╭─ SOURCE INFORMATION

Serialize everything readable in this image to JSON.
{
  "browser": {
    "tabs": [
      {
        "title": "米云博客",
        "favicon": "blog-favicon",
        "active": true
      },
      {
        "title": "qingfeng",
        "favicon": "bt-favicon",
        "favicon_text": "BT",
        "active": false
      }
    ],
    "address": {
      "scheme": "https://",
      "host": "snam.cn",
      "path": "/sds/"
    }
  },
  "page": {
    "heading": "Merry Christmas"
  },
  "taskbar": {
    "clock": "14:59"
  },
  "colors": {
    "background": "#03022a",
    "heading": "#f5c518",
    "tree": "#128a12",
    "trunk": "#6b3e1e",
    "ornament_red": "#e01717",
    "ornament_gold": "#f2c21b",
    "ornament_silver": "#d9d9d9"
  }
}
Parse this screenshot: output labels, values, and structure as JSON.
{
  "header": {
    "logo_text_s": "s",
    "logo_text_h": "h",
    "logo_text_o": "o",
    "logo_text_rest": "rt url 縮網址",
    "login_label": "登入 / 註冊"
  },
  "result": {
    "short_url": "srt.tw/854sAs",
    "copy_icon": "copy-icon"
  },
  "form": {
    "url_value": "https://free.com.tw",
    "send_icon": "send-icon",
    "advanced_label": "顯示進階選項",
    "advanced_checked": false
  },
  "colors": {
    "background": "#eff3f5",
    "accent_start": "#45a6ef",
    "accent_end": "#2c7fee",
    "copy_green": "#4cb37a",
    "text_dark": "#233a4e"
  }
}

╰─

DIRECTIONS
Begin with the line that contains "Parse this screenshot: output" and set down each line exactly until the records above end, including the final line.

SOLVED PROBLEM
Parse this screenshot: output labels, values, and structure as JSON.
{
  "header": {
    "logo_text_s": "s",
    "logo_text_h": "h",
    "logo_text_o": "o",
    "logo_text_rest": "rt url 縮網址",
    "login_label": "登入 / 註冊"
  },
  "result": {
    "short_url": "srt.tw/854sAs",
    "copy_icon": "copy-icon"
  },
  "form": {
    "url_value": "https://free.com.tw",
    "send_icon": "send-icon",
    "advanced_label": "顯示進階選項",
    "advanced_checked": false
  },
  "colors": {
    "background": "#eff3f5",
    "accent_start": "#45a6ef",
    "accent_end": "#2c7fee",
    "copy_green": "#4cb37a",
    "text_dark": "#233a4e"
  }
}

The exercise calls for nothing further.